Child sex abusers increasingly using social media to find victims: Forensic Institute
Children who fall victim to sexual abuse are increasingly coming into contact with the perpetrator through social media, according to research by the Netherlands' forensic institute NFI. Last year, first contact with a victim was made through social media apps like Snapchat and Tiktok in over a quarter of cases, compared to 11 percent two years ago, NOS report.
"We see a clear upward trend in the influence of social media in the cases we investigated last year," Wouter Karst, forensic doctor at the NFI, said to the broadcaster. "We think it is important to share this signal, to warn children and parents."

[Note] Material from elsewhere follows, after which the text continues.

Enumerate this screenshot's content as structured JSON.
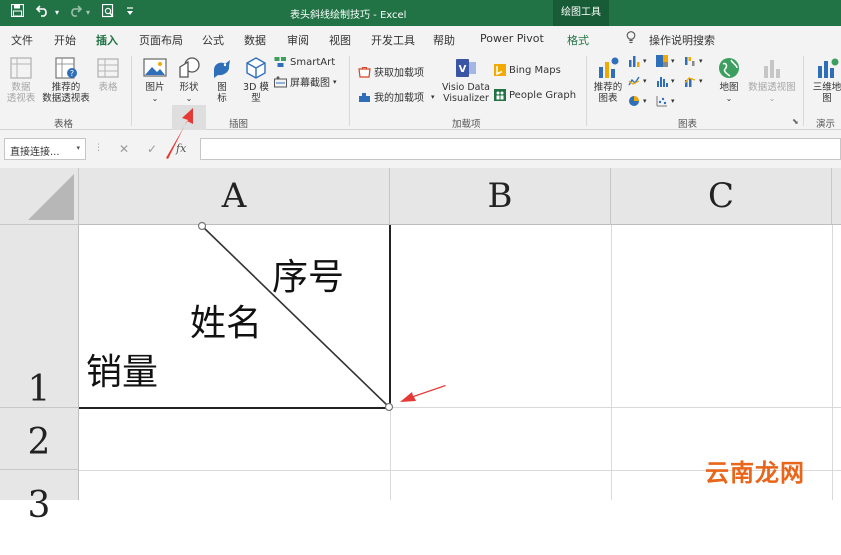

Young people spend a lot of time online, especially now with the pandemic having people stuck at home. Child sex abusers groom their victim by chatting about their hobbies and interests, gaining information about the child and building a relationship of trust. At some point, they'll turn the conversation towards sex, often asking the child to strip for them or send them nude photos. These are often then used to blackmail the victim into a physical meeting.
"Perpetrators know exactly how to approach it. They invest in contact with the adolescent. Ultimately it comes to a physical meeting with all the consequences that entails," Iva Bicanic of the Center for Sexual Violence said to the broadcaster. She called the NFI figures worrying. "The impact of this type of abuse on the victim and his or her family should not be underestimated."
The police also noticed the increasing role of social media and smartphones in sex crimes. "We see in almost all sex cases, both with adult and minor victims, that victims and suspects communicate with each other, before or after the incident," police spokesperson Lidewijde van Lier said to NOS. "We undeniably underline the importance of being alert to children's online behavior."